**Exercise goal:** Exactly as given, reproduce the records in full.

BEGIN Material for this task

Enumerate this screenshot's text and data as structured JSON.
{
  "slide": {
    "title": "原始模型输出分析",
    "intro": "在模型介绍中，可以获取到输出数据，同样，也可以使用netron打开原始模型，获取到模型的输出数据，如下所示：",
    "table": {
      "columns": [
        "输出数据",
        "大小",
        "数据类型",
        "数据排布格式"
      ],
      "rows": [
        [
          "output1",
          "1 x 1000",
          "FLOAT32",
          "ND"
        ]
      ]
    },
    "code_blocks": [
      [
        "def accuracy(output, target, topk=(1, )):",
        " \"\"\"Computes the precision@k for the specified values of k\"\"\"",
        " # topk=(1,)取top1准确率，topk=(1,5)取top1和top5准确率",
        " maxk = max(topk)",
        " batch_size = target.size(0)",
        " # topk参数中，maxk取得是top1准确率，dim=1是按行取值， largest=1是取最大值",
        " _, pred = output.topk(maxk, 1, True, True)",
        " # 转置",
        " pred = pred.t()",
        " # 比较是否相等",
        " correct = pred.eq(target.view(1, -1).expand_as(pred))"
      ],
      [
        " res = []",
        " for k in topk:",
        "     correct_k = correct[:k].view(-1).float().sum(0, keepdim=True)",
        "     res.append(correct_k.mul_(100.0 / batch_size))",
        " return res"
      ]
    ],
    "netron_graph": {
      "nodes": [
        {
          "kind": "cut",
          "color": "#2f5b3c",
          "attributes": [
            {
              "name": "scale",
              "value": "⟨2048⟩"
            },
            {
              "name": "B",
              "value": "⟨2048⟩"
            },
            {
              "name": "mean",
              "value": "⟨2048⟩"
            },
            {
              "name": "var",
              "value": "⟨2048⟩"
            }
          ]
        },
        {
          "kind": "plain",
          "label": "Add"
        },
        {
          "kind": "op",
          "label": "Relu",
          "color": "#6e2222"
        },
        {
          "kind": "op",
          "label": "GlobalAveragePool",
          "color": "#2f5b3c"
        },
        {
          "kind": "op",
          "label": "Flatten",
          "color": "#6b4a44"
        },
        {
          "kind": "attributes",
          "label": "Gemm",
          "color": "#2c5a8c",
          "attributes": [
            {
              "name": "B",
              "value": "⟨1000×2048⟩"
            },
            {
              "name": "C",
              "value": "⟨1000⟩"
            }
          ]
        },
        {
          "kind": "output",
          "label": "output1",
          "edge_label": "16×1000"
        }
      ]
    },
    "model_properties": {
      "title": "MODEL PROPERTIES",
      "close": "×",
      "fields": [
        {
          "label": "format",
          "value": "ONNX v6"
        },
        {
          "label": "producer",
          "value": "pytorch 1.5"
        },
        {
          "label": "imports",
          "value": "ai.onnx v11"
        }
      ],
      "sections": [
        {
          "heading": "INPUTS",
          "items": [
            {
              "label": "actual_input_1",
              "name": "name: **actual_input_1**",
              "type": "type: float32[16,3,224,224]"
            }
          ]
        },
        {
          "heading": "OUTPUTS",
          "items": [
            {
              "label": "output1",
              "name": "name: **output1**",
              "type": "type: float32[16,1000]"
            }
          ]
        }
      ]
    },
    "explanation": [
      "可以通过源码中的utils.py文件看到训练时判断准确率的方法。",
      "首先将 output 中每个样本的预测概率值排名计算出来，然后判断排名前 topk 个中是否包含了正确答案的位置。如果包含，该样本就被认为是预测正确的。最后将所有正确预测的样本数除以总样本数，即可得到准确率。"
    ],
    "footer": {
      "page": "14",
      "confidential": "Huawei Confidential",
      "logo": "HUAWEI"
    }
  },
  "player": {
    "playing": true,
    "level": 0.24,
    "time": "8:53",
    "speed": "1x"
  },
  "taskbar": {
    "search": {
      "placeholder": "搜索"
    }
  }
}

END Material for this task

**Reply:**
Enumerate this screenshot's text and data as structured JSON.
{
  "slide": {
    "title": "原始模型输出分析",
    "intro": "在模型介绍中，可以获取到输出数据，同样，也可以使用netron打开原始模型，获取到模型的输出数据，如下所示：",
    "table": {
      "columns": [
        "输出数据",
        "大小",
        "数据类型",
        "数据排布格式"
      ],
      "rows": [
        [
          "output1",
          "1 x 1000",
          "FLOAT32",
          "ND"
        ]
      ]
    },
    "code_blocks": [
      [
        "def accuracy(output, target, topk=(1, )):",
        " \"\"\"Computes the precision@k for the specified values of k\"\"\"",
        " # topk=(1,)取top1准确率，topk=(1,5)取top1和top5准确率",
        " maxk = max(topk)",
        " batch_size = target.size(0)",
        " # topk参数中，maxk取得是top1准确率，dim=1是按行取值， largest=1是取最大值",
        " _, pred = output.topk(maxk, 1, True, True)",
        " # 转置",
        " pred = pred.t()",
        " # 比较是否相等",
        " correct = pred.eq(target.view(1, -1).expand_as(pred))"
      ],
      [
        " res = []",
        " for k in topk:",
        "     correct_k = correct[:k].view(-1).float().sum(0, keepdim=True)",
        "     res.append(correct_k.mul_(100.0 / batch_size))",
        " return res"
      ]
    ],
    "netron_graph": {
      "nodes": [
        {
          "kind": "cut",
          "color": "#2f5b3c",
          "attributes": [
            {
              "name": "scale",
              "value": "⟨2048⟩"
            },
            {
              "name": "B",
              "value": "⟨2048⟩"
            },
            {
              "name": "mean",
              "value": "⟨2048⟩"
            },
            {
              "name": "var",
              "value": "⟨2048⟩"
            }
          ]
        },
        {
          "kind": "plain",
          "label": "Add"
        },
        {
          "kind": "op",
          "label": "Relu",
          "color": "#6e2222"
        },
        {
          "kind": "op",
          "label": "GlobalAveragePool",
          "color": "#2f5b3c"
        },
        {
          "kind": "op",
          "label": "Flatten",
          "color": "#6b4a44"
        },
        {
          "kind": "attributes",
          "label": "Gemm",
          "color": "#2c5a8c",
          "attributes": [
            {
              "name": "B",
              "value": "⟨1000×2048⟩"
            },
            {
              "name": "C",
              "value": "⟨1000⟩"
            }
          ]
        },
        {
          "kind": "output",
          "label": "output1",
          "edge_label": "16×1000"
        }
      ]
    },
    "model_properties": {
      "title": "MODEL PROPERTIES",
      "close": "×",
      "fields": [
        {
          "label": "format",
          "value": "ONNX v6"
        },
        {
          "label": "producer",
          "value": "pytorch 1.5"
        },
        {
          "label": "imports",
          "value": "ai.onnx v11"
        }
      ],
      "sections": [
        {
          "heading": "INPUTS",
          "items": [
            {
              "label": "actual_input_1",
              "name": "name: **actual_input_1**",
              "type": "type: float32[16,3,224,224]"
            }
          ]
        },
        {
          "heading": "OUTPUTS",
          "items": [
            {
              "label": "output1",
              "name": "name: **output1**",
              "type": "type: float32[16,1000]"
            }
          ]
        }
      ]
    },
    "explanation": [
      "可以通过源码中的utils.py文件看到训练时判断准确率的方法。",
      "首先将 output 中每个样本的预测概率值排名计算出来，然后判断排名前 topk 个中是否包含了正确答案的位置。如果包含，该样本就被认为是预测正确的。最后将所有正确预测的样本数除以总样本数，即可得到准确率。"
    ],
    "footer": {
      "page": "14",
      "confidential": "Huawei Confidential",
      "logo": "HUAWEI"
    }
  },
  "player": {
    "playing": true,
    "level": 0.24,
    "time": "8:53",
    "speed": "1x"
  },
  "taskbar": {
    "search": {
      "placeholder": "搜索"
    }
  }
}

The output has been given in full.